Consider using virtual reality to convey the reality of sea-level rise. In three coastal communities, VR simulations of sea-level rise were found to do a better job than conventional maps in helping people visualize projected impacts. Residents familiar with the locations had especially strong emotional reactions to the images shown during the simulations. This study also finds that it is important to involve local residents in the planning and promotion of virtual reality simulations of sea-level rise.
A poll conducted in January of 2021 finds strong support for policies to improve transportation systems and address climate change in the state.
96% of Maryland voters say that ensuring safe and timely commutes to work for Marylanders is an important objective.
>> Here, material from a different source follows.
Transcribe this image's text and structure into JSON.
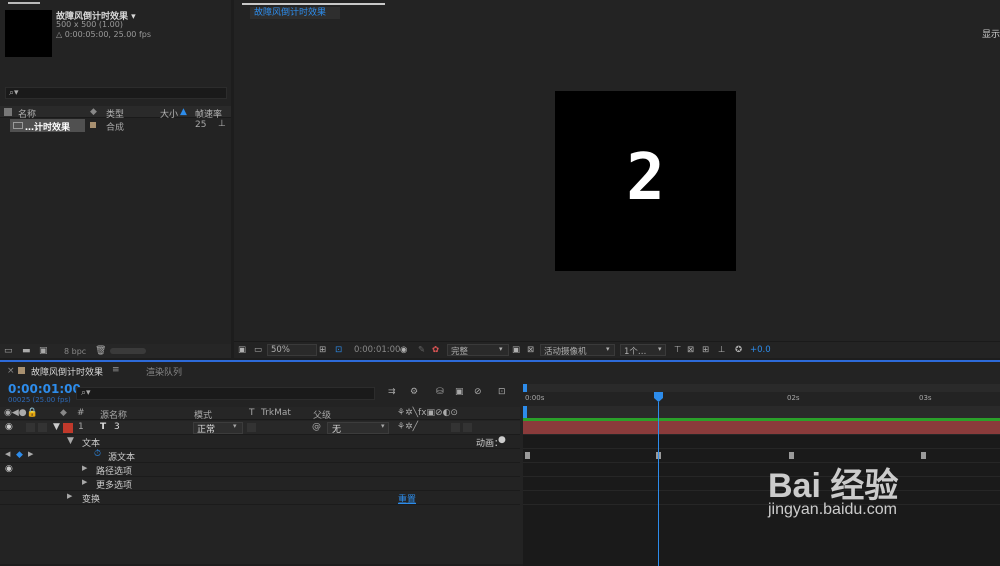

Around 60% of Marylander voters say that reducing traffic congestion, reducing pollution that contributes to asthma and lung disease, and ensuring low-income communities and communities of color have access to public transportation are very important issues for the Maryland Transportation Authority. Furthermore, nearly 66% of Maryland voters say that Maryland should immediately increase spending on public transportation infrastructure and support a variety of transportation investments, including by not limited to: investing in repairing and maintaining current transportation infrastructure, adding new bus routes and train lines to address transportation inaccessibility, providing tax credits or rebates to those purchasing electric vehicles, and adding bike lanes.
Americans are worried about "triple threat" of hurricanes, COVID, & climate change. 52% of Black Americans and 49% of Latinos/Latinas say they are more worried about hurricane season this year amidst the pandemic. Half of adults in southeastern coastal states say they are more worried about hurricane season this year and 66% say addressing climate change should be a priority.
3 in 4 respondents said that it is a high priority to cut air pollution from energy production that has negative public health effects, including a slight majority of Republicans and 90% of Democrats. 7 in 10 said it is a high priority to reduce greenhouse gases from energy production, including just under half of Republicans and 91% of Democrats. After a briefing and assessment of arguments pro and con, 7 in 10 approved of the US participating in the Paris Climate Agreement.